▶ **WHAT NEEDS TO BE DONE**: Among the entries below, find every line that has "Receiving" and pull it out.

BEGIN RECORDS FOR THIS TASK

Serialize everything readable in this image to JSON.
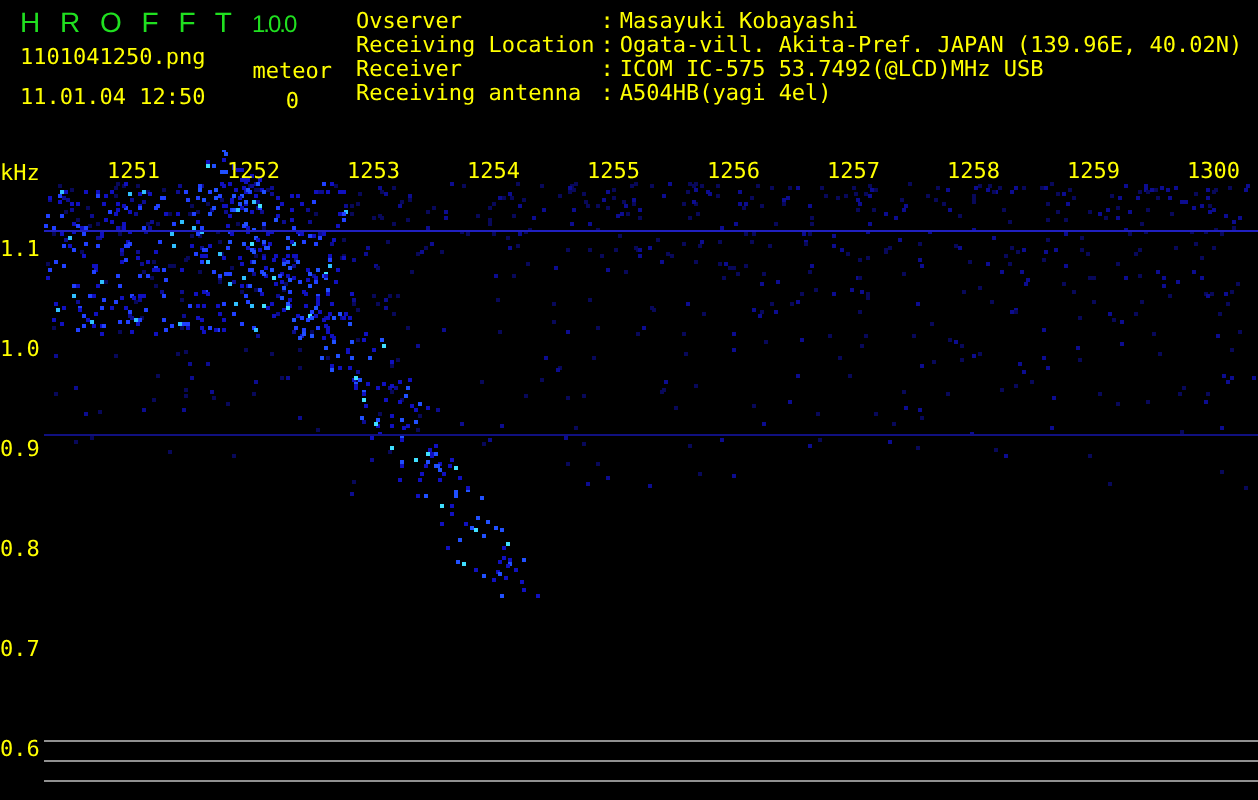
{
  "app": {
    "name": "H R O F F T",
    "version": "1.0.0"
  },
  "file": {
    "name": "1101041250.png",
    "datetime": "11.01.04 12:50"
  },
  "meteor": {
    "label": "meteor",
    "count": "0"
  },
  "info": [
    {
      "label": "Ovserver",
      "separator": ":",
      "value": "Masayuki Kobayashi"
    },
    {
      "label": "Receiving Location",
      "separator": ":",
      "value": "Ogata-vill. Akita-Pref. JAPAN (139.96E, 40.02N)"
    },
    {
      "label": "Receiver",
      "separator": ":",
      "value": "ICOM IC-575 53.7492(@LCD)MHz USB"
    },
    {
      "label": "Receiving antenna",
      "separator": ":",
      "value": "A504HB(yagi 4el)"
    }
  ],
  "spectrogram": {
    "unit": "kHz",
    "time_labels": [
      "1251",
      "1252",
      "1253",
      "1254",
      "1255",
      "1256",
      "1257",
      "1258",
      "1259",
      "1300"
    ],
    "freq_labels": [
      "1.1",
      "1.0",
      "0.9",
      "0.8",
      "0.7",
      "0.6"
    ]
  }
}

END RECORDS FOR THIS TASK

▶ **TASK ANSWER**:
      "label": "Receiving Location",
      "label": "Receiving antenna",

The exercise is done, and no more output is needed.